((
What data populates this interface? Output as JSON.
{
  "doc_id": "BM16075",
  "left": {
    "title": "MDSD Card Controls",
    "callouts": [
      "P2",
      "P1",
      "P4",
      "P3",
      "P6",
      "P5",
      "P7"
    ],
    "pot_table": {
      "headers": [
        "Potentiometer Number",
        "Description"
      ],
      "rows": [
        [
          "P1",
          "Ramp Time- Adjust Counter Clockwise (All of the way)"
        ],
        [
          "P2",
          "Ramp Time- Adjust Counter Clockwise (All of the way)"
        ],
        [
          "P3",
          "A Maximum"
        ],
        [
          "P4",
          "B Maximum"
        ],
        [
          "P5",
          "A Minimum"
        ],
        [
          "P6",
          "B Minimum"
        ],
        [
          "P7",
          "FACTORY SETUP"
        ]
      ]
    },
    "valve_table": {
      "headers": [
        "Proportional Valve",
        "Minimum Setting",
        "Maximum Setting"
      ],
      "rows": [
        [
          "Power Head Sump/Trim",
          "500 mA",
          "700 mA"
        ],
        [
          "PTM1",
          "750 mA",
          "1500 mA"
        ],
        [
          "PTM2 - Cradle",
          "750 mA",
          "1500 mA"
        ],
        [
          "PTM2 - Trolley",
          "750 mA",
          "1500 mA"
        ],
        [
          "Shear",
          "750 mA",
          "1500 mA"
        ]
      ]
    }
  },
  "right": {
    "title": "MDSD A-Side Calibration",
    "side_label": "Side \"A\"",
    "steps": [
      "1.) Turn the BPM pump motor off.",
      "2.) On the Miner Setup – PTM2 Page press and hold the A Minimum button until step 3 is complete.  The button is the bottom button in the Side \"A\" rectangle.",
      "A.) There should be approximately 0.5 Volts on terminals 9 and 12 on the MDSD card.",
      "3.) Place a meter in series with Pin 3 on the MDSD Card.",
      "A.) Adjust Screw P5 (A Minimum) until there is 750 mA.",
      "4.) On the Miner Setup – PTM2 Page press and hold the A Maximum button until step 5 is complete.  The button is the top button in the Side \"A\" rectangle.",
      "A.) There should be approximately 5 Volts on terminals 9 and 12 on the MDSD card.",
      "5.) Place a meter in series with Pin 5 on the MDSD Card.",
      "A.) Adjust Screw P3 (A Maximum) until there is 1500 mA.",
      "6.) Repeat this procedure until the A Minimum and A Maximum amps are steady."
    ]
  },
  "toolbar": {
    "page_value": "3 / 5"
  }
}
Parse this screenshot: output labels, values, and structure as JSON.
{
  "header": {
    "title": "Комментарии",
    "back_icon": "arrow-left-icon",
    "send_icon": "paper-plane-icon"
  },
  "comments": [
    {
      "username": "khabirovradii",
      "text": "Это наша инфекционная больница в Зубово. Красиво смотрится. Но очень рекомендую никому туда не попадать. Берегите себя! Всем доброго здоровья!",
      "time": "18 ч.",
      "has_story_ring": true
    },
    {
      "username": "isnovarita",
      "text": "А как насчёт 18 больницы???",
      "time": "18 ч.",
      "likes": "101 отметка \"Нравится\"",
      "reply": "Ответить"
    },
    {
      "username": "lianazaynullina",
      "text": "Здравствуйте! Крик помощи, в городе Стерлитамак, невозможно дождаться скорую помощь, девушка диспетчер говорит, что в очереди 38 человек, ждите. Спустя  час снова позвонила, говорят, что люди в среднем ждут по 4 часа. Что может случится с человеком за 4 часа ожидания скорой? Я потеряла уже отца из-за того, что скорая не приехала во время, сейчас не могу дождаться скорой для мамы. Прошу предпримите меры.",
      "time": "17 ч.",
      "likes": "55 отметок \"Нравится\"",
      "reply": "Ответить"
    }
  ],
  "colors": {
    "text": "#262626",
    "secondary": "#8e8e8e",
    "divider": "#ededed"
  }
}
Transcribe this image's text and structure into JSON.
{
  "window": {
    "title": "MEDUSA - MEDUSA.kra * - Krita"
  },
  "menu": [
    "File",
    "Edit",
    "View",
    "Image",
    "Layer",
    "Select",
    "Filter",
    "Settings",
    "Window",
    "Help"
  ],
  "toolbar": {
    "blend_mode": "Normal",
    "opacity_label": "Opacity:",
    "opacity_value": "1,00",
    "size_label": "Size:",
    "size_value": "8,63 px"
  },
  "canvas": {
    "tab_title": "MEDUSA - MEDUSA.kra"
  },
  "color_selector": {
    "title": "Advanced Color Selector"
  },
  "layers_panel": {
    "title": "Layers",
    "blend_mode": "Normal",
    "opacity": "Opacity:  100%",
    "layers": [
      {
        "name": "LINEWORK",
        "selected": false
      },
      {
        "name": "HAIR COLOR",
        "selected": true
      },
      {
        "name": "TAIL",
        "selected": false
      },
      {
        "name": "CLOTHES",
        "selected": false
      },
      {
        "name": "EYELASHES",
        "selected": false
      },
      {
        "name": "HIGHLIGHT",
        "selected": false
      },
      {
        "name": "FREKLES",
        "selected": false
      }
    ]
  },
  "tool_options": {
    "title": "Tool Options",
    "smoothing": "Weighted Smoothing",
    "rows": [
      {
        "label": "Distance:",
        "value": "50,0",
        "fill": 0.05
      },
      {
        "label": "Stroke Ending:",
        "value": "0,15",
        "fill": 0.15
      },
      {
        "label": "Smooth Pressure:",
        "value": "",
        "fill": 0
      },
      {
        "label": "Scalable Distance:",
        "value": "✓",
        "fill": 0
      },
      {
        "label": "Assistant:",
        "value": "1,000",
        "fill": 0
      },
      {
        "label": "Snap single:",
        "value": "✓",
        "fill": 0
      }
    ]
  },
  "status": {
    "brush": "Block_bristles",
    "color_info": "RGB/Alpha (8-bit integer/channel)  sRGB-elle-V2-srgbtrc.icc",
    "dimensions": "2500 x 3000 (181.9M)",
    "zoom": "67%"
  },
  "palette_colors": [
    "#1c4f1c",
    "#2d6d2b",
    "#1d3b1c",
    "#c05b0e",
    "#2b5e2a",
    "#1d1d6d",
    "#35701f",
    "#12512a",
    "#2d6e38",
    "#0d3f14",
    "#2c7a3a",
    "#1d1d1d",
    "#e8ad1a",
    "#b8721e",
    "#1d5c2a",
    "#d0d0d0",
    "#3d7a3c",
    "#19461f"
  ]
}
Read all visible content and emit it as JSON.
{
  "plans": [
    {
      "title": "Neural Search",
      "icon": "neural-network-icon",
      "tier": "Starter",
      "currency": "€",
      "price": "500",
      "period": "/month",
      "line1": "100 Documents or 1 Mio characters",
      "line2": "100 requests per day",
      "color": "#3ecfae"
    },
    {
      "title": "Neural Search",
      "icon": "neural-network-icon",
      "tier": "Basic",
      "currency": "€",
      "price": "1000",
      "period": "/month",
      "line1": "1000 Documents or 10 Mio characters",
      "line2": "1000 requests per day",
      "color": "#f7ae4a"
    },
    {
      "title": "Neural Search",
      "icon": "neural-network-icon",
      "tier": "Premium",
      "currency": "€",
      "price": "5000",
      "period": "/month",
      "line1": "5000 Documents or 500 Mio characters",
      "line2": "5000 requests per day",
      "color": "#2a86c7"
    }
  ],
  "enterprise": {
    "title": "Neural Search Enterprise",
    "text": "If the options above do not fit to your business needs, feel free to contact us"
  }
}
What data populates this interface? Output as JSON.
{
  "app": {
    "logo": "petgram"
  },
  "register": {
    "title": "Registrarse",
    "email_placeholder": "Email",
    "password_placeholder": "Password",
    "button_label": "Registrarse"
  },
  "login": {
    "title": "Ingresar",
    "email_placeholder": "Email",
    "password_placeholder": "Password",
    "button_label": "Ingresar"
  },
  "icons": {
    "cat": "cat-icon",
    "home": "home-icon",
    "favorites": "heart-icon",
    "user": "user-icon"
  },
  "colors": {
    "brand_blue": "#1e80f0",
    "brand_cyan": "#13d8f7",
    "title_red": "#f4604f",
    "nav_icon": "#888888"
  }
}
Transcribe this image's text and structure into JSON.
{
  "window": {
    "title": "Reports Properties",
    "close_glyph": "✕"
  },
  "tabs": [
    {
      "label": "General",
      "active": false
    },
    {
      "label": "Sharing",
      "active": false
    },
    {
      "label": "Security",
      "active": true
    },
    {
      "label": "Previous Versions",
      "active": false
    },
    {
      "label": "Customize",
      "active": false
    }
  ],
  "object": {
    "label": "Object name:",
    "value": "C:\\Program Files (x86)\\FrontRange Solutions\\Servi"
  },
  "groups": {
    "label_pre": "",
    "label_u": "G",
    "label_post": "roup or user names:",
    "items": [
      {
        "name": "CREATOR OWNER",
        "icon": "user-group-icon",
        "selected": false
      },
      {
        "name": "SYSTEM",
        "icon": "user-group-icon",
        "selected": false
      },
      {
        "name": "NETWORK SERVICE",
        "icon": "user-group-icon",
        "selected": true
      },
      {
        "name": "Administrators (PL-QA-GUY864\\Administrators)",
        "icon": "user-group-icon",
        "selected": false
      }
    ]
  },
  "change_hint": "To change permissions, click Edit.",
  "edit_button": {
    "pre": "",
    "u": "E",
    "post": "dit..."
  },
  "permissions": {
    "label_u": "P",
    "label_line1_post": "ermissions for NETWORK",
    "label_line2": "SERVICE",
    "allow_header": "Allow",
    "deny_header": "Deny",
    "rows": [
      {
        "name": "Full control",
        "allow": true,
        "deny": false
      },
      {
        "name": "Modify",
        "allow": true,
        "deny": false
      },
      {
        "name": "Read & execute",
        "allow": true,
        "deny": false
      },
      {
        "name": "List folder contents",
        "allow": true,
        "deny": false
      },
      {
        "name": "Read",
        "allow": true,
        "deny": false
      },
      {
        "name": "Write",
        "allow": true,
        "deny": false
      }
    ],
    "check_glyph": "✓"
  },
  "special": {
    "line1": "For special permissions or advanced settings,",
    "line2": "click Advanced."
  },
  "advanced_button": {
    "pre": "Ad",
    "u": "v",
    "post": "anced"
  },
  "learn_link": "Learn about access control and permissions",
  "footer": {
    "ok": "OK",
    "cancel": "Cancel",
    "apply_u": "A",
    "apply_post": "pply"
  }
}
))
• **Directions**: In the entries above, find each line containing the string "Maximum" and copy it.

• **Your response**:
          "A Maximum"
          "B Maximum"
        "Maximum Setting"
      "4.) On the Miner Setup – PTM2 Page press and hold the A Maximum button until step 5 is complete.  The button is the top button in the Side \"A\" rectangle.",
      "A.) Adjust Screw P3 (A Maximum) until there is 1500 mA.",
      "6.) Repeat this procedure until the A Minimum and A Maximum amps are steady."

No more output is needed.